The Gashlycrumb Tinies
About the book
A new, small-format edition of one of Edward Gorey's "dark masterpieces of surreal morality" (Vanity Fair): a witty, disquieting journey through the alphabet.
Edward Gorey Biography
Edward St. John Gorey (February 22, 1925 – April 15, 2000) was an American writer, Tony Award-winning costume designer, and artist noted for his own illustrated books, and for also for art work used as cover art and illustration in books by other writers. His characteristic pen-and-ink drawings often depict vaguely unsettling narrative scenes in Victorian and Edwardian settings.
Early lifeEdward St. John Gorey was born in Chicago. His parents, Helen Dunham (née Garvey) and Edward Leo Gorey, divorced in 1936 when he was 11. His father remarried in 1952 when he was 27. His stepmother was Corinna Mura (1910–1965), a cabaret singer who had a small role in Casablanca as the woman playing the guitar while singing "La Marseillaise" at Rick's Café Américain. His father was briefly a journalist. Gorey's maternal great-grandmother, Helen St. John Garvey, was a nineteenth-century greeting card illustrator, from whom he claimed to have inherited his talents. From 1934 to 1937, Gorey attended public school in the Chicago suburb of Wilmette, Illinois, where his classmates included Charlton Heston, Warren MacKenzie, and Joan Mitchell. Some of his earliest preserved work appears in the Stolp School yearbook for 1937. After that, he attended the Francis W. Parker School in Chicago. He spent 1944 to 1946 in the Army at Dugway Proving Ground in Utah. He then attended Harvard University, beginning in 1946 and graduating in the class of 1950; he studied French and roomed with poet Frank O'Hara.In the early 1950s, Gorey, with a group of recent Harvard alumni including Alison Lurie (1947), John Ashbery (1949), Donald Hall (1951) and O'Hara (1950), amongst others, founded the Poets' Theatre in Cambridge, which was supported by Harvard faculty members John Ciardi and Thornton Wilder.He frequently stated that his formal art training was "negligible"; Gorey studied art for one semester at the School of the Art Institute of Chicago in 1943.
CareerFrom 1953 to 1960, he lived in Manhattan and worked for the Art Department of Doubleday Anchor, where he illustrated book covers, added illustrations to text, and provided typographic design. He illustrated works as diverse as Bram Stoker's Dracula, H. G. Wells' The War of the Worlds, and T. S. Eliot's Old Possum's Book of Practical Cats. Throughout his career, he illustrated over 200 book covers for Doubleday Anchor, Random House's Looking Glass Library, Bobbs-Merrill, and as a freelance artist. In later years he produced cover illustrations and interior artwork for many children's books by John Bellairs, as well as books begun by Bellairs and continued by Brad Strickland after Bellairs' death.
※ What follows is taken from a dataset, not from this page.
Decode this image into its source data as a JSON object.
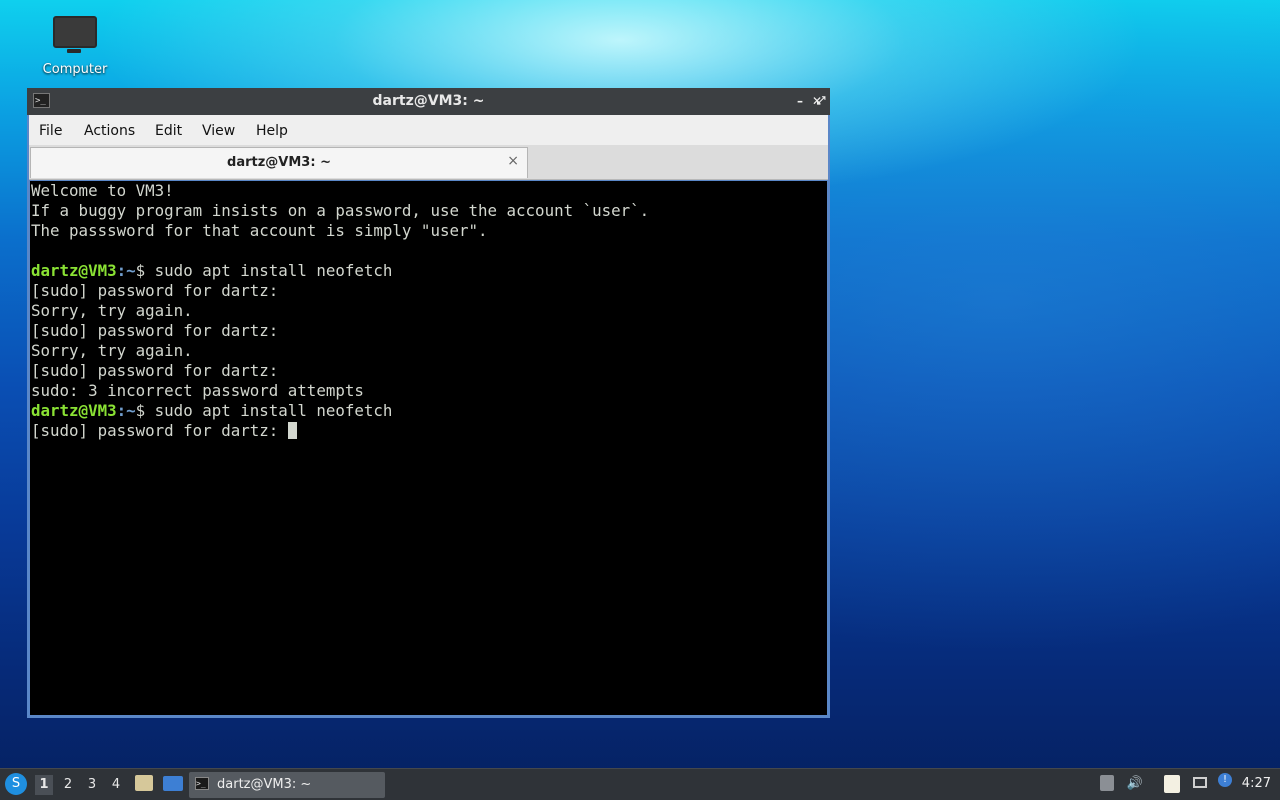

His first independent work, The Unstrung Harp, was published in 1953. He also published under various pen names, some of which were anagrams of his first and last names, such as Ogdred Weary, Dogear Wryde, Ms. Regera Dowdy, and dozens more. His books also feature the names Eduard Blutig ("Edward Gory"), a German-lan ... Read full biography
|Publisher:||Harcourt Brace International|
|Languages:||| English ||
|Publication date:||Jan. 1, 1998|
|First Publication Date:||None|
|Publication City/Country:||Orlando, United States|